The woman's lawyer, Justice Abroad’s Michael Polak, said that 'Although the defense team is very disappointed with the decision of the court having put a lot of effort into the lengthy trial process and after bringing expert evidence before the Court, we are not surprised by the result given the frequent refusal during the trial of the judge to consider evidence which supported the fact that the teenager had been raped."
Polak said the judge rejected questioning from "our Cypriot advocates, stating ‘this is not a rape case, I will not consider whether she was raped or not.'"
Polak added that "This will form a ground of appeal before the Supreme Court of Cyprus along with a number of other failings in the trial process which resulted in the teenager not receiving a fair trial."
In November, a court in Cyprus rejected the claims of the woman that she had been forced by the police to sign a statement saying she had made up the story of an alleged gang rape by the Israelis.
The court in Famagusta ruled that her confession was admissible as evidence. In October, the woman testified about the events at night in the police station, saying she was forced to renounce her story about the alleged rape and that she was put under great pressure to sign the statements.
The judge said police detectives had acted properly when they took the woman’s statement, and she was accompanied by a welfare officer during her time in the police station – and no pressure had been put on her to change her story, reported the British Daily Mail.

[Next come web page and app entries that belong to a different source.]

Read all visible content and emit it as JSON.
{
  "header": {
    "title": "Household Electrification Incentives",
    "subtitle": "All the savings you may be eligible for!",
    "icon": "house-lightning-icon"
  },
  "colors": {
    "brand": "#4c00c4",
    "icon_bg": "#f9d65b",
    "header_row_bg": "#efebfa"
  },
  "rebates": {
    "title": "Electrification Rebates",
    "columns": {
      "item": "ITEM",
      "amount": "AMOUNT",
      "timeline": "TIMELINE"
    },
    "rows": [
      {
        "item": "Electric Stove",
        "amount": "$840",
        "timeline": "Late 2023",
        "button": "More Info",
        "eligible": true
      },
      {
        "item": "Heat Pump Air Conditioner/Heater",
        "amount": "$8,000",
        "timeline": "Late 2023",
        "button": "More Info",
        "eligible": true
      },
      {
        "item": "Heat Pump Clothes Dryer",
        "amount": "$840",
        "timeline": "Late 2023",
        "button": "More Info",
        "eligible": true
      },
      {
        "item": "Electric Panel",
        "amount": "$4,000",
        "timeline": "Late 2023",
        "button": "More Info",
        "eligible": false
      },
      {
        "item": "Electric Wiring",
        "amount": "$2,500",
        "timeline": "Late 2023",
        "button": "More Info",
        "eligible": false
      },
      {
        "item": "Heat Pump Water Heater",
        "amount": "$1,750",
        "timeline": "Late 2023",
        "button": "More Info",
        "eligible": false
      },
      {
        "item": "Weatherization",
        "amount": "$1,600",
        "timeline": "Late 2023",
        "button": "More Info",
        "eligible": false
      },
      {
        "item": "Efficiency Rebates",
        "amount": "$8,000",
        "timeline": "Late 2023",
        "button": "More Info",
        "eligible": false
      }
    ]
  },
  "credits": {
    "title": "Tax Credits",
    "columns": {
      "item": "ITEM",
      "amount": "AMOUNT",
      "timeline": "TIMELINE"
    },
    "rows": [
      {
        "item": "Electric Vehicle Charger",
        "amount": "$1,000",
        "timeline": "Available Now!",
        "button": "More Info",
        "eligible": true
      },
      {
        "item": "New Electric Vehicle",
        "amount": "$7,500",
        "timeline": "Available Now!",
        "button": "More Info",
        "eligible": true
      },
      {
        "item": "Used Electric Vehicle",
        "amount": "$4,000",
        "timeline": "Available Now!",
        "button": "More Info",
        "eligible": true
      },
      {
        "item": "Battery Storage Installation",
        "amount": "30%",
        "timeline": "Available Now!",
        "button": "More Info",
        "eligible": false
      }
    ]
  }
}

In addition, the judge said she had not been mistreated, she was allowed bathroom breaks and received water to drink – as opposed to what she had claimed. The judge said she was not treated aggressively and was not promised anything; she made the statements of her own will. “I don’t find anything suspicious,’ said the judge, reported the Daily Mail.